Social media a big challenge for courts, says Chief Justice

RTÉ executive says it faces legal actions from ‘some well-known political figures’

Mrs Justice Susan Denham: the “most obvious problem” is ensuring a fair trial. Photograph: Brenda Fitzsimons / The Irish Times

Mrs Justice Susan Denham: the “most obvious problem” is ensuring a fair trial. Photograph: Brenda Fitzsimons / The Irish Times

 


The questions raised by social media are some of the biggest facing the courts system, the Chief Justice has said.

Mrs Justice Susan Denham said the “most obvious problem” was ensuring a fair trial, given that social media could instantly turn up a plethora of information, “accurate or inaccurate, libellous or complimentary” on jurors, witnesses, defendants, barristers and judges.

There was also a sense that judges getting involved on social media in a professional capacity “might compromise ethical standards.”

“Trying to regulate – for lack of a better word – what goes on in social media is a real challenge,” she said. “How that medium is used in respect of court cases must be guided in some manner. This is becoming one of our biggest challenges.”


Dilemmas
In a speech to mark UN World Press Freedom Day at the Four Courts yesterday, the judge said Twitter posed particular dilemmas in the courtroom. She said: “Let us imagine that following some evidence or remark, a tweet is sent and then the judge rules it inadmissible, or to be ignored by the jury. It must not be reported by the press. But via social media it is already out there.”

So far the media had shown great professionalism in tweeting from court, waiting for evidence or parts of a hearing to complete before doing so, “but it is an area to which we need to be attentive”, she added.
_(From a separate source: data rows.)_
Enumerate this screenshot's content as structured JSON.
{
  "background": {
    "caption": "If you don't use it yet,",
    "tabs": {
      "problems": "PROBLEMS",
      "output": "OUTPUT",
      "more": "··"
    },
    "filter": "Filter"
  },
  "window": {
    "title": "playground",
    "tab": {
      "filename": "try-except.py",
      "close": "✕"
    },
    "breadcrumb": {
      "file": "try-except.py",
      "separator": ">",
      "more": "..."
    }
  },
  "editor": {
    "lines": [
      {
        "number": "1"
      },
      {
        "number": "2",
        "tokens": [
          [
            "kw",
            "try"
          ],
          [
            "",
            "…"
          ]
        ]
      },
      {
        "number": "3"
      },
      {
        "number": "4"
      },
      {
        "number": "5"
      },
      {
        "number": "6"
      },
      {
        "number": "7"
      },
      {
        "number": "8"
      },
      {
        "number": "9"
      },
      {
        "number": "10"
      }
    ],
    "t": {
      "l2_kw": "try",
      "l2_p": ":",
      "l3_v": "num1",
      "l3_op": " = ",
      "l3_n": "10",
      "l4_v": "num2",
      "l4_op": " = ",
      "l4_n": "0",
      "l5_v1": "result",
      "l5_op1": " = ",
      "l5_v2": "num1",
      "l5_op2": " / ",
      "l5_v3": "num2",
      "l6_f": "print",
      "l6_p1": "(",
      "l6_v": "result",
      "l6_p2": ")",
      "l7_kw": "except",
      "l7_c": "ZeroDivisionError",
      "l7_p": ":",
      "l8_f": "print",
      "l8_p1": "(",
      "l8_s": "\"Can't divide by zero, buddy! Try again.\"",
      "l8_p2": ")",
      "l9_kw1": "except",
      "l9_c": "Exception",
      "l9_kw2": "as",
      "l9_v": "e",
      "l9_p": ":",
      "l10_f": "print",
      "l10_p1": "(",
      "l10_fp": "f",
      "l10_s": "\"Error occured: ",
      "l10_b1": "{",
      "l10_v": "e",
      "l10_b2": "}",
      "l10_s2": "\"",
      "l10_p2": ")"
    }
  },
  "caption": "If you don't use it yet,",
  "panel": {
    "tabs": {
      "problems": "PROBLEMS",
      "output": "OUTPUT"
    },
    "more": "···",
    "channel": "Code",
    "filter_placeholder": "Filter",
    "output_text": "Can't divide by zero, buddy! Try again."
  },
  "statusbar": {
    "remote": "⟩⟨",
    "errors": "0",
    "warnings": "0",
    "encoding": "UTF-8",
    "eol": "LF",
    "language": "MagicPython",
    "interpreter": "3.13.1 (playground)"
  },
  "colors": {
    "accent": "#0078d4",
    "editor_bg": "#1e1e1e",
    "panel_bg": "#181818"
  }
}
Reflecting on the wider role of the media and the courts, Mrs Denham said it was vital that people have access to proceedings through a vibrant and free media. Only through it could the public gain an informed understanding of what happens in courts and why judges decide as they do – a prerequisite for acceptance of the law and, ultimately, a flourishing democracy. “That the media does so in such an excellent manner is well recognised, maybe not by all of us, all of the time, but by many of us most of the time,” she said.


Freedom of expression
Mrs Denham noted that the right to freedom of expression was not absolute, but that courts were reluctant to restrict the media except “when necessary” to protect the administration of justice.

In a separate address, RTÉ’s managing director of news and current affairs Kevin Bakhurst said one of the ways broadcast news was under pressure was through increased and costly legal challenges and threats.

He said RTÉ was facing legal actions from “some well-known political figures”. While some actions were fair, others were “spurious, expensive and are a public game of who-blinks-first, with a major price tag attached on our side – and where we are dealing with public money.” He added there were “a small number of extremely wealthy and extremely litigious individuals who seek to use the courts to shut down any public debate or discussion of their affairs – which in most cases would be perfectly legitimate areas of exploration or discussion. I think probably enough said on that one.”